Search the records for the string "this" and copy every line where it turns up.

___ Record extracts

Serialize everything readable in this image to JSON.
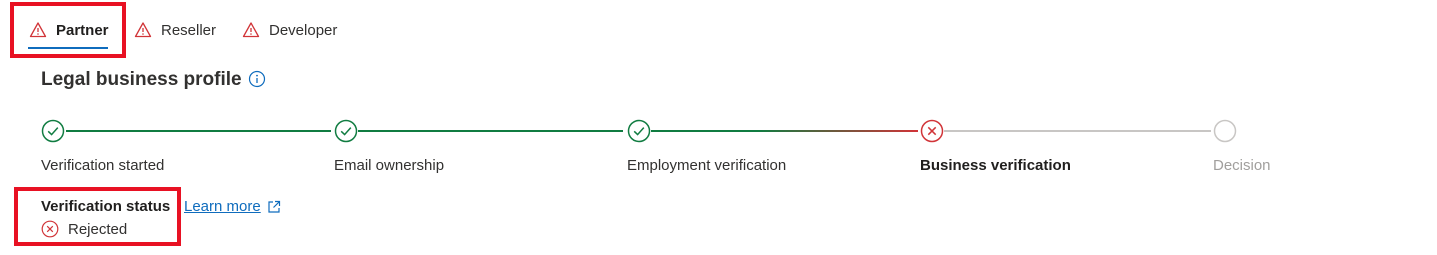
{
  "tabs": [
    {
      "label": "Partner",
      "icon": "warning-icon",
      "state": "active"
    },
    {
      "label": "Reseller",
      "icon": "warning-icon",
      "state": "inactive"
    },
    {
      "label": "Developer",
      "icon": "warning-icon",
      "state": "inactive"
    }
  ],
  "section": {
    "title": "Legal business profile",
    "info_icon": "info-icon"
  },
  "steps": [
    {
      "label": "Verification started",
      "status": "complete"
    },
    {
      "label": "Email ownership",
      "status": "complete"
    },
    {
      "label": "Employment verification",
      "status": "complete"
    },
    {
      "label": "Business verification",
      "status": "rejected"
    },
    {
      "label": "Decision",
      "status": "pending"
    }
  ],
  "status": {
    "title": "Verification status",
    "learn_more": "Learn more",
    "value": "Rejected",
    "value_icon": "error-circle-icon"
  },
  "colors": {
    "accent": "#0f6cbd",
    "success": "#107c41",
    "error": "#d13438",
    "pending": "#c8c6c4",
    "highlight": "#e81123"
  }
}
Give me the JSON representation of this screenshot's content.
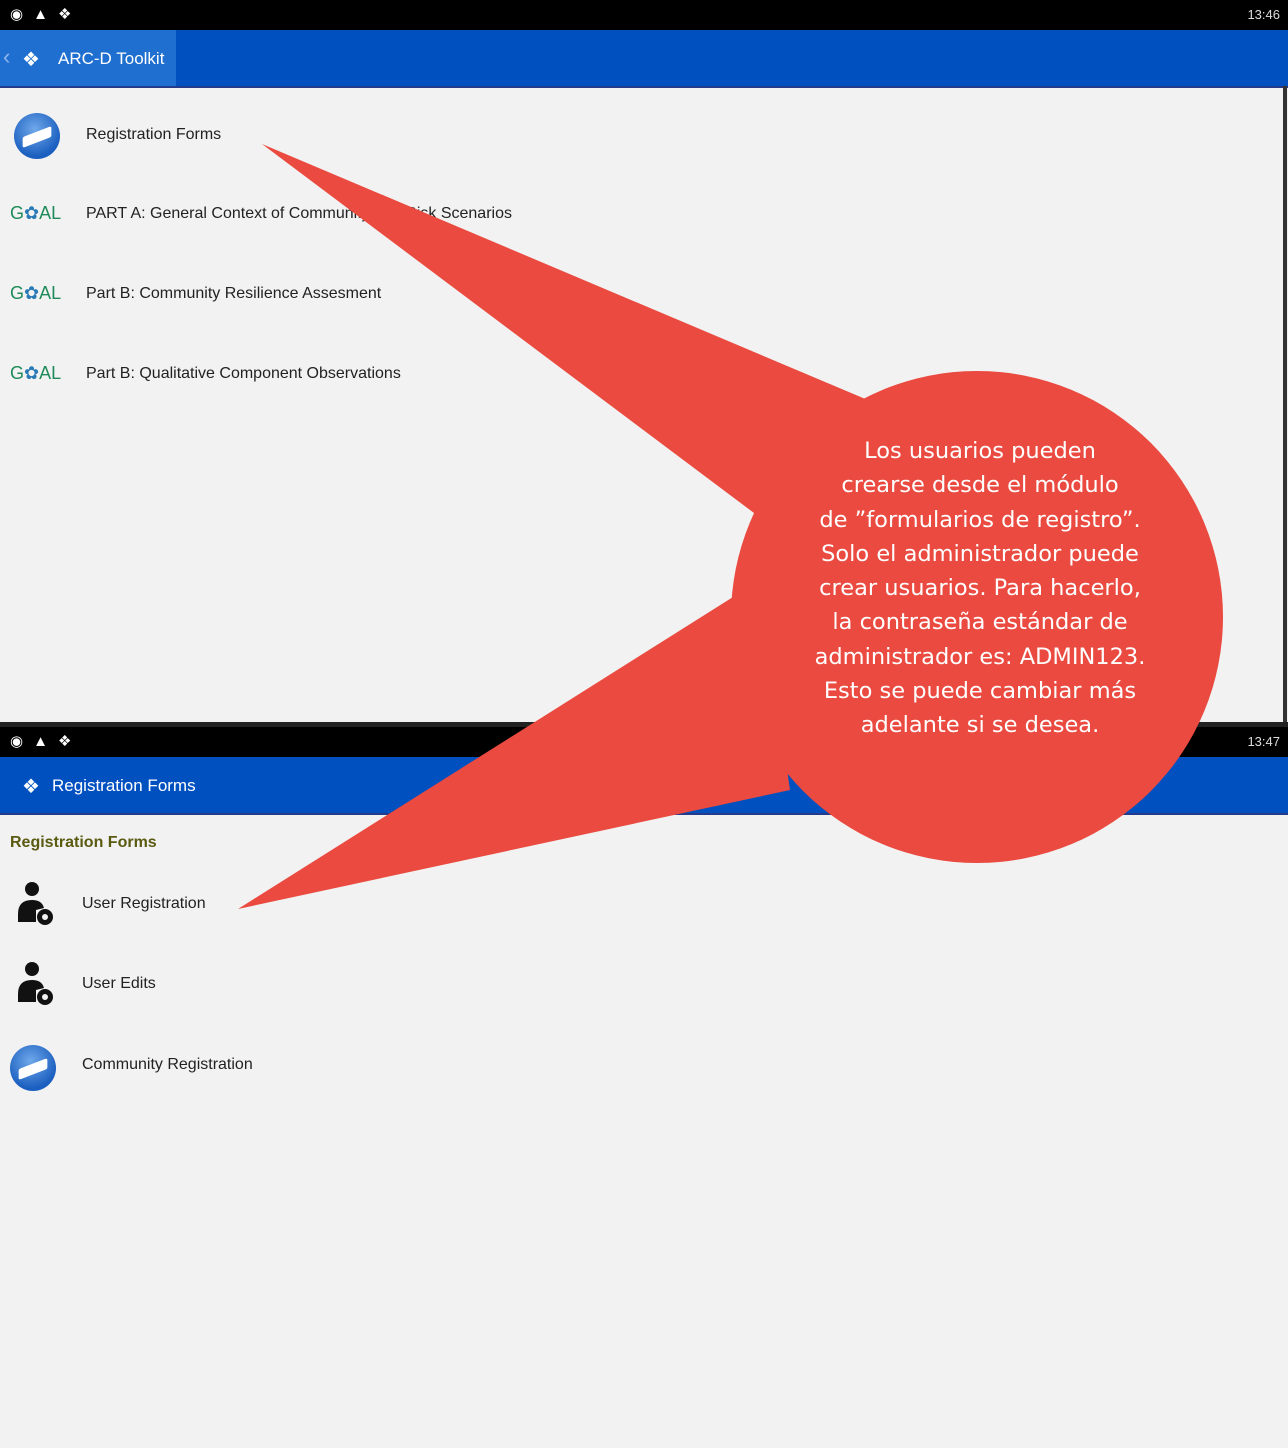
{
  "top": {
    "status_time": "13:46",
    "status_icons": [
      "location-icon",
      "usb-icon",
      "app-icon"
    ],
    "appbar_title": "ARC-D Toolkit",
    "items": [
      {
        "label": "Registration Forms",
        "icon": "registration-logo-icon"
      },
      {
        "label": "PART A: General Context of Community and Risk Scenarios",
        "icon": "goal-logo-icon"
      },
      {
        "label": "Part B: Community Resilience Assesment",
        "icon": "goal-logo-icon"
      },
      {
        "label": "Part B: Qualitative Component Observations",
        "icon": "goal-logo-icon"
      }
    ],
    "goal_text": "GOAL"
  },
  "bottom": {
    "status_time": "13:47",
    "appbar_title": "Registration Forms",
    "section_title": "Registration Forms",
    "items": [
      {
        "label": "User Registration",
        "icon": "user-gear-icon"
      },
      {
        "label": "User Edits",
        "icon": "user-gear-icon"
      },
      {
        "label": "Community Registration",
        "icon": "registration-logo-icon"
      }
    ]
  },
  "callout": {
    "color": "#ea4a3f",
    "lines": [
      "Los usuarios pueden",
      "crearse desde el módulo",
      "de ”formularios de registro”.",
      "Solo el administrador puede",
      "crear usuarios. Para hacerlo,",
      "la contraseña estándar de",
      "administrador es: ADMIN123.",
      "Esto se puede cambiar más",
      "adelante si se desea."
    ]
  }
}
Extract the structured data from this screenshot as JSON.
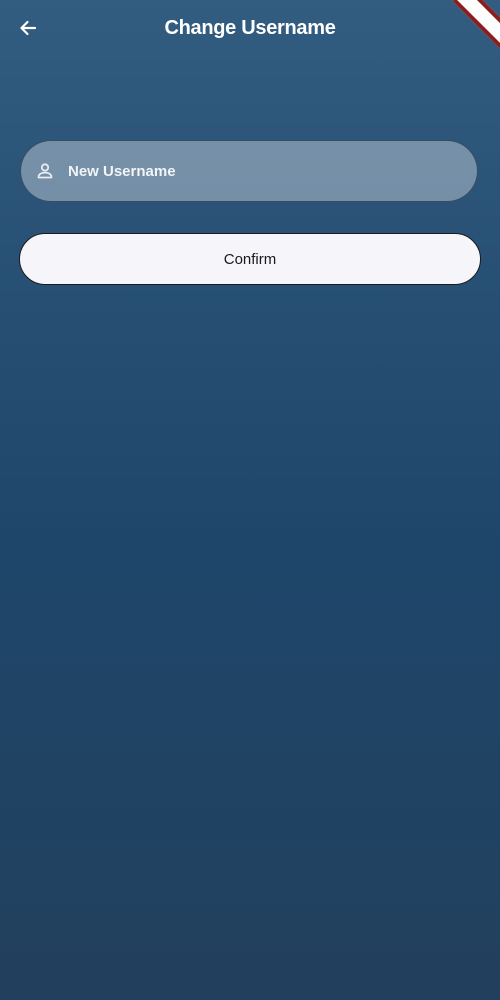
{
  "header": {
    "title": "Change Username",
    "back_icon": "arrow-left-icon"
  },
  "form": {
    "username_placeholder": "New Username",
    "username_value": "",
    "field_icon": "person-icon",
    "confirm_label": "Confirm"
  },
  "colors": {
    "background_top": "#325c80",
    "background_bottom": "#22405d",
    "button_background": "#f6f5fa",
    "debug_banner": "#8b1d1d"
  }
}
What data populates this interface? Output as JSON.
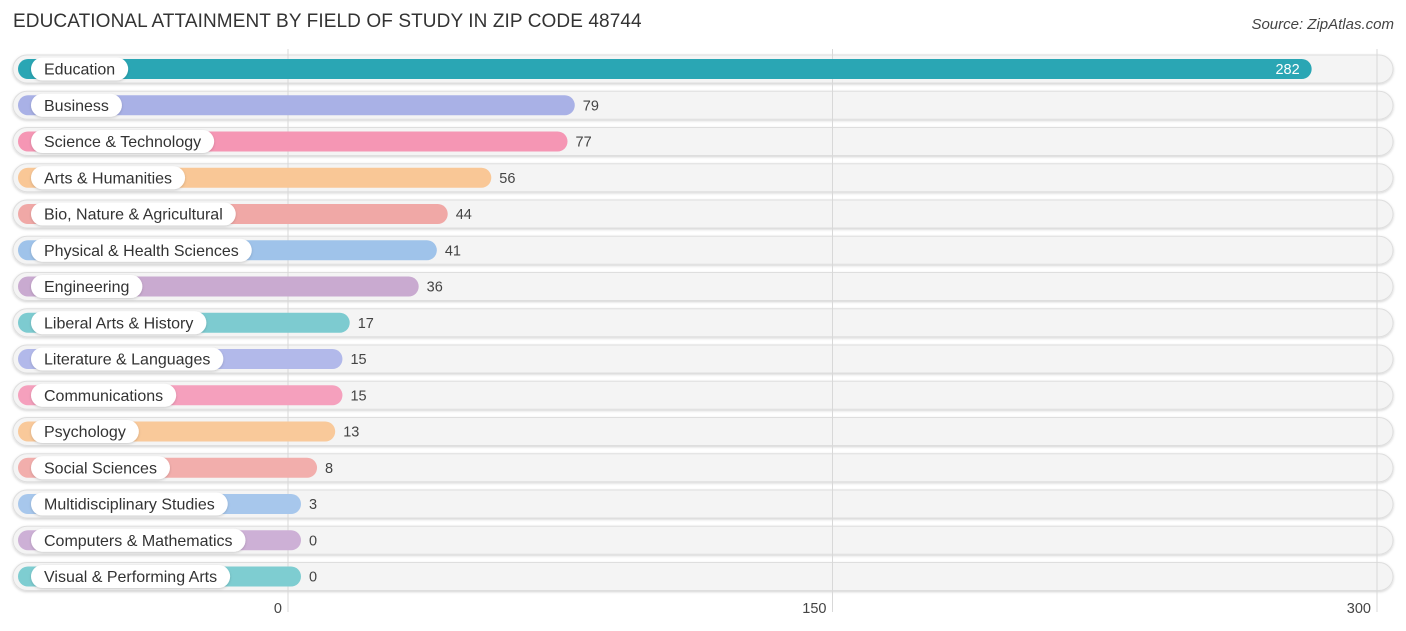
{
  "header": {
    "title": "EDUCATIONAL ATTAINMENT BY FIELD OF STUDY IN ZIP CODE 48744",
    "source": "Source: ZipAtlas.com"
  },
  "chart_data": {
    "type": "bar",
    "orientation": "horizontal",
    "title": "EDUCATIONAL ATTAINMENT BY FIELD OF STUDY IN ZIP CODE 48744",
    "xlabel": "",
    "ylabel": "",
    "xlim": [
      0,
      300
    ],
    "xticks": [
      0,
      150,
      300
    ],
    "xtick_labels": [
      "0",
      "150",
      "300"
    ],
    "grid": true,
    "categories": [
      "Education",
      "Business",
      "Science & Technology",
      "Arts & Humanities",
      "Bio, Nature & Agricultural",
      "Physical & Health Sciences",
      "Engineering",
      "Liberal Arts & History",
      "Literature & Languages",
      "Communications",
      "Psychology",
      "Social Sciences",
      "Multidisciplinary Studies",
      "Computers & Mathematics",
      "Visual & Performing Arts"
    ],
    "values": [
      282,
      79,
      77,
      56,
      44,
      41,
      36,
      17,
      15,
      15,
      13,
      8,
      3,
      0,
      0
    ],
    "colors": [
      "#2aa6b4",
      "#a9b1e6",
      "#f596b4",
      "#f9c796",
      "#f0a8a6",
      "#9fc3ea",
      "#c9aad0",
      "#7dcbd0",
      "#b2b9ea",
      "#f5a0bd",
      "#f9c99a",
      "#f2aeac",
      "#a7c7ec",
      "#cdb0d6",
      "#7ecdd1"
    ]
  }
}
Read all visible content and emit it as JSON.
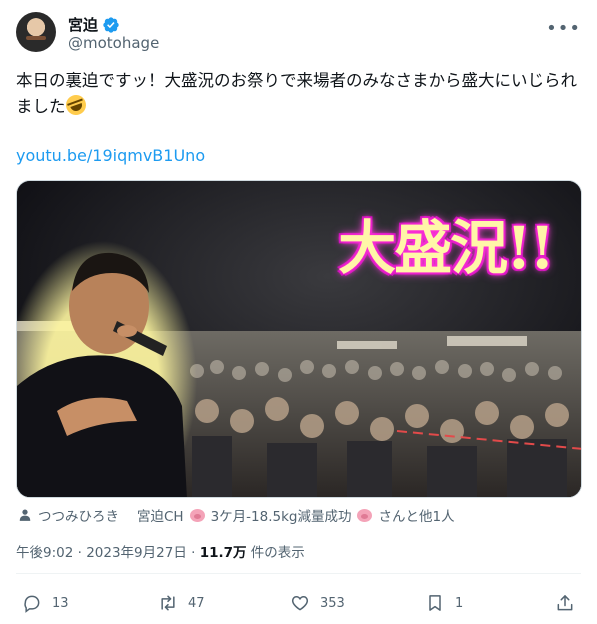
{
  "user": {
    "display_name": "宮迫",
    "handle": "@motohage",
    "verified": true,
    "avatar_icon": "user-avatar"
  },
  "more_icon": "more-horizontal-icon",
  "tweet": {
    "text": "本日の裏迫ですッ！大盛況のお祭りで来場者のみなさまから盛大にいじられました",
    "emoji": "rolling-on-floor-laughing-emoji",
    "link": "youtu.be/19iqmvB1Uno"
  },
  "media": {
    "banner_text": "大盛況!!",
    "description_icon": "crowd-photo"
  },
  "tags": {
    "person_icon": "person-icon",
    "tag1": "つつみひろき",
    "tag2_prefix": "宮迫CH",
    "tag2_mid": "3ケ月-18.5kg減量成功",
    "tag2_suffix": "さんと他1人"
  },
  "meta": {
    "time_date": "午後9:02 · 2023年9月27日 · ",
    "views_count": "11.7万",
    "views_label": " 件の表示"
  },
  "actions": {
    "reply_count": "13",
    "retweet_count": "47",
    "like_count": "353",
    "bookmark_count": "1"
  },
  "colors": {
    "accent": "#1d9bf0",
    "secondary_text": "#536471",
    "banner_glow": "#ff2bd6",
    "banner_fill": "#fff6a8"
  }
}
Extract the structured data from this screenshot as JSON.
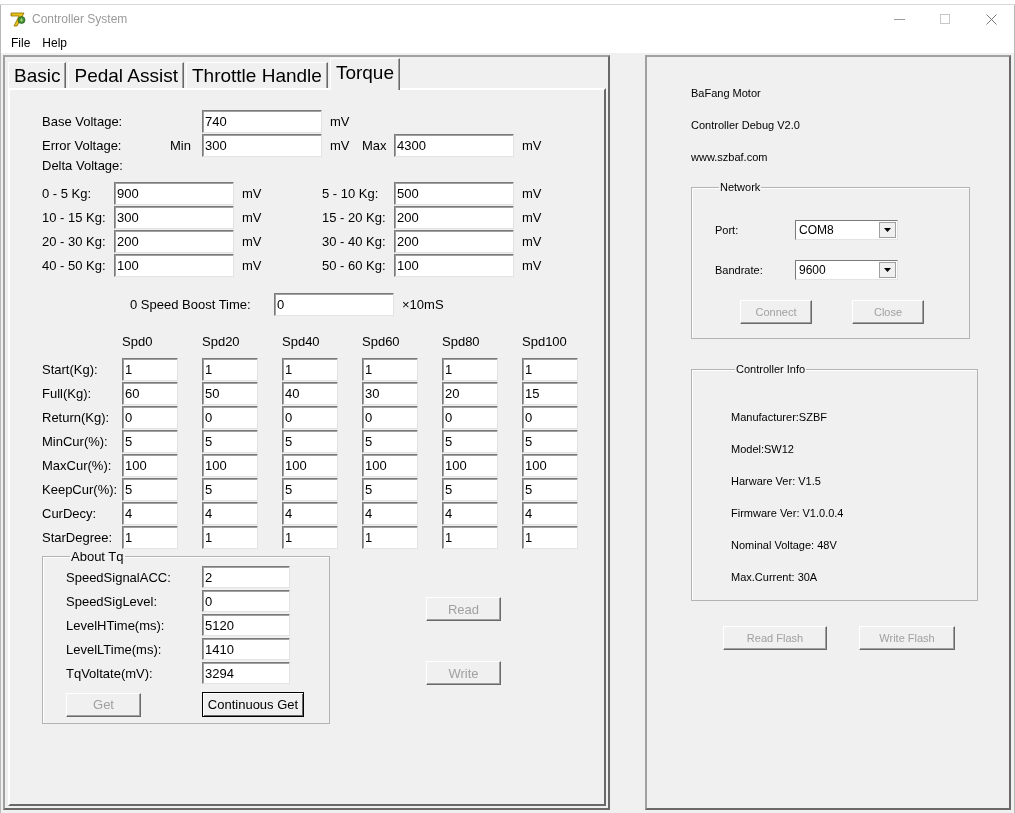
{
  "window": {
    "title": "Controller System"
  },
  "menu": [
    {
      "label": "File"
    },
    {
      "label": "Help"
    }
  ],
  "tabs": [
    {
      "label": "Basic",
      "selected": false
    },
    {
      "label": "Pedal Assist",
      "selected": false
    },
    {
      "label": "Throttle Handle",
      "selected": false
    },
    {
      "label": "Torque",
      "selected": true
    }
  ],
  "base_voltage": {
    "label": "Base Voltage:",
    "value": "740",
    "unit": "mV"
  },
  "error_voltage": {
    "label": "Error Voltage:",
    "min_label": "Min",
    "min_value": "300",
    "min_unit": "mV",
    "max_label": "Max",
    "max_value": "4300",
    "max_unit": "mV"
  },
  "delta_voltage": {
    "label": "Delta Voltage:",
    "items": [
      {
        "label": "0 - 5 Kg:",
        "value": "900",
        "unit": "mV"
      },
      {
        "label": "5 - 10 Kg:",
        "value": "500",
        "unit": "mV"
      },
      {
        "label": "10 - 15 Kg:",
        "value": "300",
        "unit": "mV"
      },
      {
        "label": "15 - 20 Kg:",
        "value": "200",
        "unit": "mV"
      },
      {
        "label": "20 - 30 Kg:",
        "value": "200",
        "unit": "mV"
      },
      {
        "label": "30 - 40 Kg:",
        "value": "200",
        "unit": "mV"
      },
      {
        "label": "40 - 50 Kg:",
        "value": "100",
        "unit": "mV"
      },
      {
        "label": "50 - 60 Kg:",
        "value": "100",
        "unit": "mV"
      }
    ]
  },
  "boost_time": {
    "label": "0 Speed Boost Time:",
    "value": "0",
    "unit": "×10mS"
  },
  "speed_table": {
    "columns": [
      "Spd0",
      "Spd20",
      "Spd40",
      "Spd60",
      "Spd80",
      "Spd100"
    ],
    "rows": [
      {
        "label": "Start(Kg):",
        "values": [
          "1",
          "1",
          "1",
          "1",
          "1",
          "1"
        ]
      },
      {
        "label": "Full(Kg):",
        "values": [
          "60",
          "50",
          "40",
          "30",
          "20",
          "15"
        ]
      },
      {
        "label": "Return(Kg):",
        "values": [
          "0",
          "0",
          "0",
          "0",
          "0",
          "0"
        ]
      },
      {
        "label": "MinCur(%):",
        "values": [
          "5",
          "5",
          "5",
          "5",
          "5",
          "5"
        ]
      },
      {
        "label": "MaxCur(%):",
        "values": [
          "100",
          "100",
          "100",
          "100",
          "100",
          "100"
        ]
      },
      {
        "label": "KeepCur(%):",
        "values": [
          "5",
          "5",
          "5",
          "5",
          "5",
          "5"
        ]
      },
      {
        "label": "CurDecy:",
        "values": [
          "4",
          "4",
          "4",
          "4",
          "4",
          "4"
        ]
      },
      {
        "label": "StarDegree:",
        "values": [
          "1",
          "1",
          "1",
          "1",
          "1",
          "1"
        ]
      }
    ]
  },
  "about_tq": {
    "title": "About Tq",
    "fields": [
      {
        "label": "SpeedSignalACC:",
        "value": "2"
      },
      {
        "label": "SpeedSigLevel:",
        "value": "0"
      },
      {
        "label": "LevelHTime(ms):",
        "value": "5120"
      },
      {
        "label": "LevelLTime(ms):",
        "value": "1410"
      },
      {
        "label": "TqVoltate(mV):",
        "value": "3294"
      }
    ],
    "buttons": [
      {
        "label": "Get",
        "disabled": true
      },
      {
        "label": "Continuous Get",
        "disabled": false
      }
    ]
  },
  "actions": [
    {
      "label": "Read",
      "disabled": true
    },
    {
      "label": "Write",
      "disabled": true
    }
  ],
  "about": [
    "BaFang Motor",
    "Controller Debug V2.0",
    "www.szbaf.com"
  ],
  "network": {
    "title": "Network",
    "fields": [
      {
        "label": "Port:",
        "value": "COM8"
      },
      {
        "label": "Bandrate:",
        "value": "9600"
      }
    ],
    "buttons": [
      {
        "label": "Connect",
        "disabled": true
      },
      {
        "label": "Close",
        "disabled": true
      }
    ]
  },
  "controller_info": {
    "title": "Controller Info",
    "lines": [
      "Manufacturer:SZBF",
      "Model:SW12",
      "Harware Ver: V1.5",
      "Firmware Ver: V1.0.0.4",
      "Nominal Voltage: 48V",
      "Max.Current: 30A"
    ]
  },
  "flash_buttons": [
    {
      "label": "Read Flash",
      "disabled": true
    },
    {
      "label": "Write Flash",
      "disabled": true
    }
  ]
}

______

Answer area
Serialize everything readable in this image to JSON.
Give me the JSON representation of this screenshot's content.
Extract the structured data from this screenshot as JSON.
What data populates this interface? Output as JSON.
Extract the structured data from this screenshot as JSON.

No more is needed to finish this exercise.